“There are people leaving daily because of it and unless they get it sorted they’re going to see a mass exodus of staff and the situation will just get worse.”

Hugh Pennington, emeritus professor of bacteriology at Aberdeen University, voiced concern, saying: “Clearly, they haven’t got enough contact tracers. If you don’t have enough contact tracers and you have a lot of cases with potential contacts then, you’re up the creek without a paddle.

“Text messages are not second best, they’re about 10th best. People won’t pay much attention to them, whereas a personal contact over the phone might have much more impact.

“The whole contact tracing system has not been working well right from the beginning for all sorts of reasons and one the big reasons is lack of resources. They haven’t hired enough contact tracers to reach the proportion of positive cases and people potentially exposed to the virus that they should have done.

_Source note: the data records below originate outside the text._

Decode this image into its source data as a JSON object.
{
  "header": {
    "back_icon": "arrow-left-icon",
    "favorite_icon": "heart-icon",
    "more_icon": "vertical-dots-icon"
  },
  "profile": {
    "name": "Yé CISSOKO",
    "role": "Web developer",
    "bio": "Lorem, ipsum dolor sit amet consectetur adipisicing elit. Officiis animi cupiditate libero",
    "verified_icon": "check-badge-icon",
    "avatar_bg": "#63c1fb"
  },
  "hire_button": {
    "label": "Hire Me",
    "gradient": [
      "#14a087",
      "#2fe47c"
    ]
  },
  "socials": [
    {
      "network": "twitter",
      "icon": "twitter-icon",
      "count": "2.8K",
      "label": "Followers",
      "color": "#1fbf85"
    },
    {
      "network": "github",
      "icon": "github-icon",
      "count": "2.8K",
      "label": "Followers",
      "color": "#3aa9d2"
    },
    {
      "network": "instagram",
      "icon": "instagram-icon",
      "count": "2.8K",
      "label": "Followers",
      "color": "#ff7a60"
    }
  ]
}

“The whole contact tracing system is creaking and the number of cases has almost holed it below the water line. To stop the whole ship sinking they’ve had to change the policy. It wasn’t working well before and now it’s going to work even more poorly.”

Scottish Conservative shadow health secretary Annie Wells MSP said: “It’s quite clear the system isn’t working as it should be and is struggling to cope with the high number of cases which has prompted this move. People are understandably worried about the rise in case numbers and it’s imperative that no case goes forgotten through this new way of working.”

Scottish Labour health spokeswoman Jackie Baillie said: “This news is an explicit admission that the SNP has failed to develop a robust test and protect system. They have failed to support the staff trying their best to cope with the surge in numbers. Rather than rising to the challenge of increasing cases, it has buckled under the pressure – risking our exit from the pandemic.”

Figures released by the Office for National Statistics said Scotland continued to have the highest Covid rate in the UK last week, with about one in every 150 people thought to have the virus, a total of 35,900 people.

The number of new cases yesterday was 3,108, 9.6% of all those that were tested, with a further three deaths recorded. There were 306 people in hospital, up from 215 at the beginning of last week, with 25 people in intensive care.

The rising number of cases prompted Midlothian Council to cancel a licence for a Tough Mudder fitness competition due to take place over this weekend in Dalkeith Country Park.

The local authority has the second highest rate of Covid infections, with 686.8 per 100,000. Only Dundee City recorded more at 816.4, which is now the highest rate in the UK.

The number of coronavirus vaccinations carried out in Scotland has hit a 10-week low with 12,601 first doses and 12,026 second doses administered on Friday – the lowest level since April 19. Some 3,844,371 people have received the first dose and 2,749,373 have had their second dose.

Meanwhile, a health psychologist working with Sage has said one of the main drivers of people failing to self-isolate when told is lack of financial support.

Robert West, professor in health psychology at UCL’s Institute of Epidemiology and Health, told Times Radio: “Most of the reason why people are not self-isolating even when they’ve got symptoms, to be honest, is because they have felt that they haven’t had a financial, material and social support needed to do it.”

He said the solution to rising infection rates would be to give the public the right kind of support to self-isolate, but added: “I’m not holding my breath on that one since the government seems to have set its face against it so that is a big problem.”